Is it as safe as Firefox?.
Firefox is built to work reliably and safely. If you do not build in security holes, you do not have to apply security patches. The basic download of Firefox does less than Internet Explorer but what it does do, it does reliably and safely. Firefox with a small selection of popular add on modules does more than IE and still it does reliably and safely.
Less is More
One person estimated that more than sixty percent of Internet Explorer's code is to fix up mistakes made in earlier versions of IE. Every IE tries guess what Web side developers want and often makes stupid assumptions. The next IE has to fix the mistakes but then bloats out with code that tries to make IE work both the correct way and the way it worked previously. Web site developers have to perform unnatural HTML acts to make their site work with one release of IE and then have to remove the unnatural stuff for the next release of IE but then have to put some of the errors back in because the new IE only half fixed the problems.
Firefox does the right thing with HTML the first time around and only corrects a small number of obvious HTML errors where they do not conflict with the standard.

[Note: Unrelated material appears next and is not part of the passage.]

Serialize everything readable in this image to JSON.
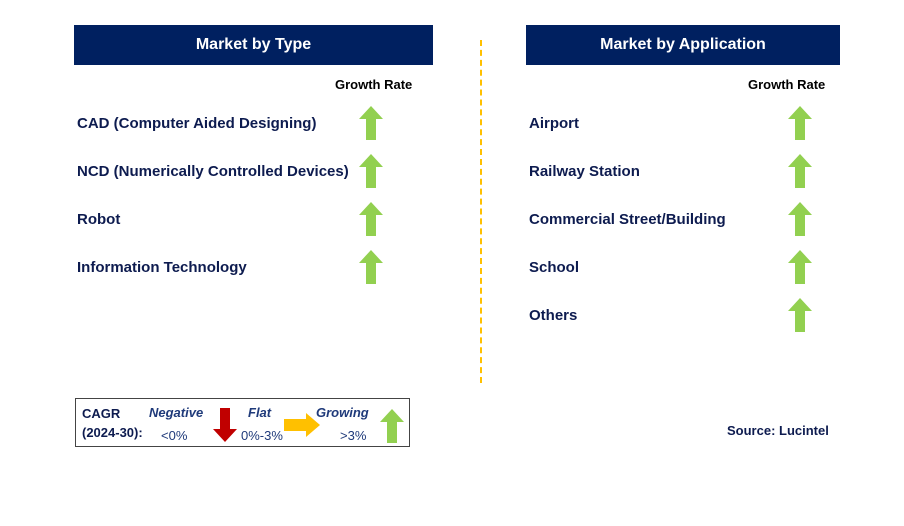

They put less in to the code so you get more reliability, Web site developers get less problems, and you get easier viewing of Web pages. You might find the odd page looks weird in Firefox because the page contains errors designed to counteract errors in one specific release of Internet Explorer but those pages are disappearing because smart Web site developers now test with Firefox.
Software Licence Agreement
Firefox is so free that they do not worry about a software license agreement. One less step to worry about during the installation.